In September 1991, Seattle’s Nirvana released its second studio album, “Nevermind.” Since then, it has become one of the most influential records ever recorded. It even scored the No. 1 spot on Rolling Stone’s top-10 releases of the ‘90s.
This landmark album, which opens with the hit “Smells Like Teen Spirit,” has sold more than 30 million copies worldwide. The record blends pop, punk, metal and a ton of other stuff to develop its unique sound — a genre of music better known as grunge.
“Nevermind” is to ’90s music what Dave Matthews Band is to crappy music — everything.
And it came out at the perfect time. Hair metal was over and people were looking for rock music that had meaning. It doesn’t matter if “Nevermind” isn’t the best of its kind; it was the first. Nirvana became the voice of a new generation, and “Nevermind” is probably the last rock album to change popular music.
Song to remember: “Come as You Are”
3. The Flaming Lips — “The Soft Bulletin”
The Flaming Lips’ ninth album, “The Soft Bulletin,” was released in May 1999. While the LP wasn’t a commercial smash, it’s hailed as a masterpiece by many music experts. “The Soft Bulletin” was ranked by www.pitchfork.com as the third-best album of the 1990s and gave it a 10.0 review. Getting a perfect 10 from Pitchfork is rare — only 12 records have ever received this score. And no, Bon Iver didn’t make the cut.
“The Soft Bulletin” is one of the most creative, beautiful albums around. The lush orchestrations sound like something Radiohead or The Shins would’ve written if they had smoked too much crack. The record doesn’t have any particularly huge singles. It’s more of a consistent, sum-is-greater-than-parts type of release.

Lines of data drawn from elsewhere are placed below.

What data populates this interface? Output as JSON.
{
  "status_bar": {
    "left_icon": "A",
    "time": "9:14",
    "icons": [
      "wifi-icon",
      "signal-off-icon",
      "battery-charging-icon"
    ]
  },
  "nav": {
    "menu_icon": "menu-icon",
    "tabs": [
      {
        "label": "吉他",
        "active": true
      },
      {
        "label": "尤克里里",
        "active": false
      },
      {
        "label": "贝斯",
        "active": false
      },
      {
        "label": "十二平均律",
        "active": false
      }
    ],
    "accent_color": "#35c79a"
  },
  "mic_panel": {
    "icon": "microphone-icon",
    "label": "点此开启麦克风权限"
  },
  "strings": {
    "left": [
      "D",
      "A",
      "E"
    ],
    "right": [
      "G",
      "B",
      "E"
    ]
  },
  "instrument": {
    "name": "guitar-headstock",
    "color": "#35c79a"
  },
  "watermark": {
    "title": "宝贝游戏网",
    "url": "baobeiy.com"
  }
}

The Flaming Lips are better known for “Yoshimi Battles the Pink Robots,” but this album has more to offer. It’s a seriously interesting piece of music.
Song to remember: “Race For The Prize”

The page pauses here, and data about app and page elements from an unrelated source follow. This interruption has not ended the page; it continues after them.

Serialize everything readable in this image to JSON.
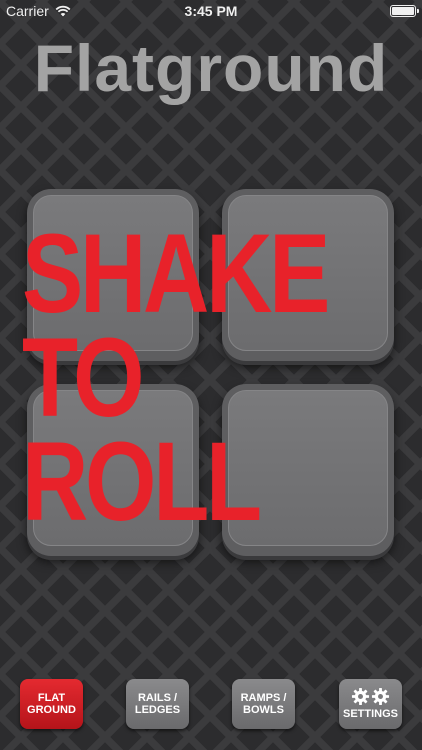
{
  "status_bar": {
    "carrier": "Carrier",
    "time": "3:45 PM",
    "battery_level": 1.0
  },
  "app": {
    "title": "Flatground"
  },
  "main": {
    "shake_lines": [
      "SHAKE",
      "TO",
      "ROLL"
    ],
    "accent_color": "#e8222a"
  },
  "nav": {
    "items": [
      {
        "line1": "FLAT",
        "line2": "GROUND",
        "active": true
      },
      {
        "line1": "RAILS /",
        "line2": "LEDGES",
        "active": false
      },
      {
        "line1": "RAMPS /",
        "line2": "BOWLS",
        "active": false
      },
      {
        "line1": "SETTINGS",
        "icon": "gear-icon",
        "active": false
      }
    ]
  }
}
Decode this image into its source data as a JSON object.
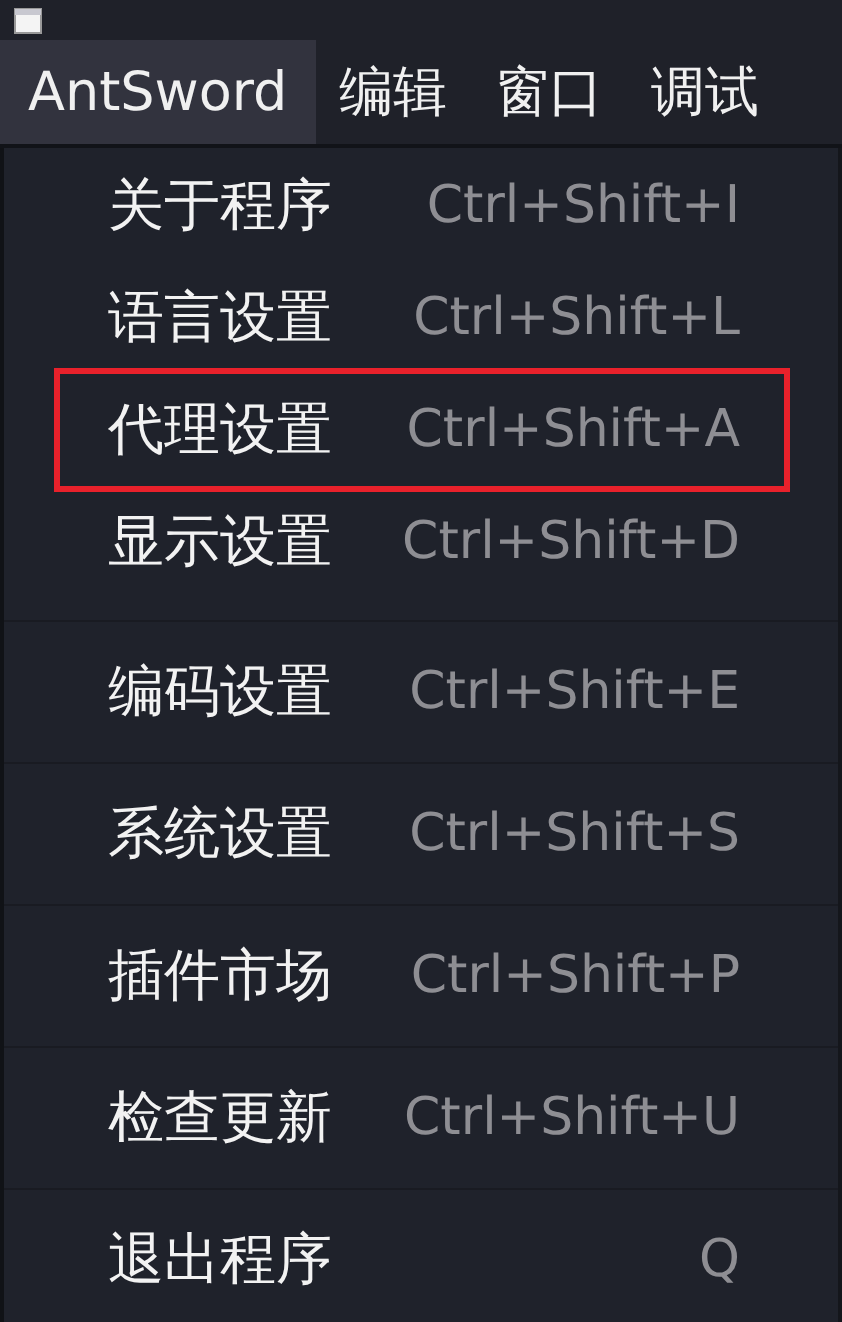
{
  "menubar": [
    {
      "label": "AntSword",
      "selected": true
    },
    {
      "label": "编辑",
      "selected": false
    },
    {
      "label": "窗口",
      "selected": false
    },
    {
      "label": "调试",
      "selected": false
    }
  ],
  "menu": {
    "groups": [
      {
        "items": [
          {
            "label": "关于程序",
            "shortcut": "Ctrl+Shift+I",
            "highlighted": false
          },
          {
            "label": "语言设置",
            "shortcut": "Ctrl+Shift+L",
            "highlighted": false
          },
          {
            "label": "代理设置",
            "shortcut": "Ctrl+Shift+A",
            "highlighted": true
          },
          {
            "label": "显示设置",
            "shortcut": "Ctrl+Shift+D",
            "highlighted": false
          }
        ]
      },
      {
        "items": [
          {
            "label": "编码设置",
            "shortcut": "Ctrl+Shift+E",
            "highlighted": false
          }
        ]
      },
      {
        "items": [
          {
            "label": "系统设置",
            "shortcut": "Ctrl+Shift+S",
            "highlighted": false
          }
        ]
      },
      {
        "items": [
          {
            "label": "插件市场",
            "shortcut": "Ctrl+Shift+P",
            "highlighted": false
          }
        ]
      },
      {
        "items": [
          {
            "label": "检查更新",
            "shortcut": "Ctrl+Shift+U",
            "highlighted": false
          }
        ]
      },
      {
        "items": [
          {
            "label": "退出程序",
            "shortcut": "Q",
            "highlighted": false
          }
        ]
      }
    ]
  }
}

2. Radiohead — “OK Computer”
The ’90s was a great time to be British. Britrock bands like Oasis were doing well, so naturally when the English group Radiohead released “OK Computer,” people were expecting more of the same. And that’s not what they got. The 12 art-pop tracks that comprise “OK Computer” make up one of the most critically acclaimed albums of all time.
The album features the singles “Paranoid Android” and “Karma Police.” It’s widely considered the decade’s best piece of music. Released in 1997, Thom Yorke and the rest of Radiohead sang about political dissatisfaction and cultural identity while everyone else was writing about love and other boring stuff.
The progressive, futuristic music — let alone the subject matter — was way before its time. Bands like Coldplay and Keane have cited the album as a major influence. The record is amazing, but don’t take some overprivileged white kid’s word for it. Go buy it.
Song to remember: “No Surprises”
1. Neutral Milk Hotel — “In the Aeroplane Over the Sea”
Neutral Milk Hotel’s second and final album, “In the Aeroplane Over the Sea,” is a myth more than a record. In 1998, Jeff Magnum, the frontman of what was then a very underground band, was so affected by his reading of Anne Frank’s diary that he decided to write an album about it. This 11-track LP wasn’t very popular upon release, but has since become an indie rock legend.
The album has a pretty impressive track record. It was ranked No. 2 by www.Amazon.com on its list of best indie rock albums of all time. Pitchfork gave it a perfect 10. Q Magazine rated it No. 16 out of the top 30 albums of the last 25 years. And it was the sixth-best selling vinyl album in 2008.
What’s even weirder is that after its release, lead singer, guitarist and lyricist Jeff Magnum disappeared. He’s only recently come out of J.D. Salinger-esque hiding to perform for protesters during Occupy Wall Street protests. For quality, legacy and sheer originality, “In the Aeroplane Over the Sea” gets the No. 1 spot. Better luck next time, Vanilla Ice.
Song to remember: “In the Aeroplane Over the Sea”